His current team relies on two things. 1. They rely on their feelings, which they interpret as fact. 2. They rely on tradition.
Listen and watch the following conversation. Listen to the intuition and bad advice from supposed “experts.”
Does this sound like your company?
First: What Are Your Goals? Are You Taking Steps to Achieve Them?
At this point, Beane has realized that his team’s goals and the company’s goals do not align. He tries to define the what the problem is and what are the criteria for success (or at least survival). “What happens to the runt of the litter? He dies!”
Here it is a little further along:
“If we try to play like the Yankees in here, we will lose to the Yankees out there!”
In marketing, which is supposed to guide business decisions, we see this kind of arcane, instinctive thinking all the time. We see this thinking drive companies; we see it drive companies right into the ground.
Now you see the problem. Now you see the crisis. Do you see the solution? Do you see a way out?
Beane did; he finds a Harvard trained economist Paul DePodesta (Called Peter Brand for the film – misspelled in the YouTube description). Together, they follow a system of analyzing baseball performance metrics called Sabremetrics, which was created by amateur statistician Bill James.

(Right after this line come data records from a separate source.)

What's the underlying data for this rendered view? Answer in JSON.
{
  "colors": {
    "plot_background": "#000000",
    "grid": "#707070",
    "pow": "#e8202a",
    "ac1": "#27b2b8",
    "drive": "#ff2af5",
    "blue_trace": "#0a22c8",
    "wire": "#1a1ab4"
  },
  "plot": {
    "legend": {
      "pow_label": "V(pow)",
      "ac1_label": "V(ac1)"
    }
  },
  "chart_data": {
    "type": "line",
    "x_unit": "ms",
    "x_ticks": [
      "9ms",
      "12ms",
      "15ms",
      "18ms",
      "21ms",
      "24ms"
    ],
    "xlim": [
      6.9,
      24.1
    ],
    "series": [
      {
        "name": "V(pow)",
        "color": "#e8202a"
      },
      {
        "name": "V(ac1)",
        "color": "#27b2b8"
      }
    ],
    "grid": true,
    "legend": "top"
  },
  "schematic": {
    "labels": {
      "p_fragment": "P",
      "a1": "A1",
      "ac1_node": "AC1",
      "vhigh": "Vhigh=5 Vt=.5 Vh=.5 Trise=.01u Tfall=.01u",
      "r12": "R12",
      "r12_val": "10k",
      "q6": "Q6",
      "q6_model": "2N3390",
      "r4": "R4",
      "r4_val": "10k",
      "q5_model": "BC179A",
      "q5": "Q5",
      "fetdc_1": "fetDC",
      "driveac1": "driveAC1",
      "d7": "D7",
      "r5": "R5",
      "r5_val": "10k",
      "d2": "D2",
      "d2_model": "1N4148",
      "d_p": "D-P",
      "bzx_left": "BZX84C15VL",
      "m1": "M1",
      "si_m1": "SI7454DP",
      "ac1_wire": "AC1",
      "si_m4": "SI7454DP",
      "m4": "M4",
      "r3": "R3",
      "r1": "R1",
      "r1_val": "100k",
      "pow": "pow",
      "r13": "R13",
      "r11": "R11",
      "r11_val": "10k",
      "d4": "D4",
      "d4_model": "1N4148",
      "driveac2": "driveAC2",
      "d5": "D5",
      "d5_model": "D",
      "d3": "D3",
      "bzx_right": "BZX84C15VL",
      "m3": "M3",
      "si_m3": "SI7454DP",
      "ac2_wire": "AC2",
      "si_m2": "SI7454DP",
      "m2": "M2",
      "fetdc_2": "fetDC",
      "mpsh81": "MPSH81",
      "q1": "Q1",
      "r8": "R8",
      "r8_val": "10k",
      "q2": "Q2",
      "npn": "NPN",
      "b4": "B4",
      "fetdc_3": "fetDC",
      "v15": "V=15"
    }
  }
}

Going forward, they base all their decisions on hard data and statistics. They use the data to manage their team.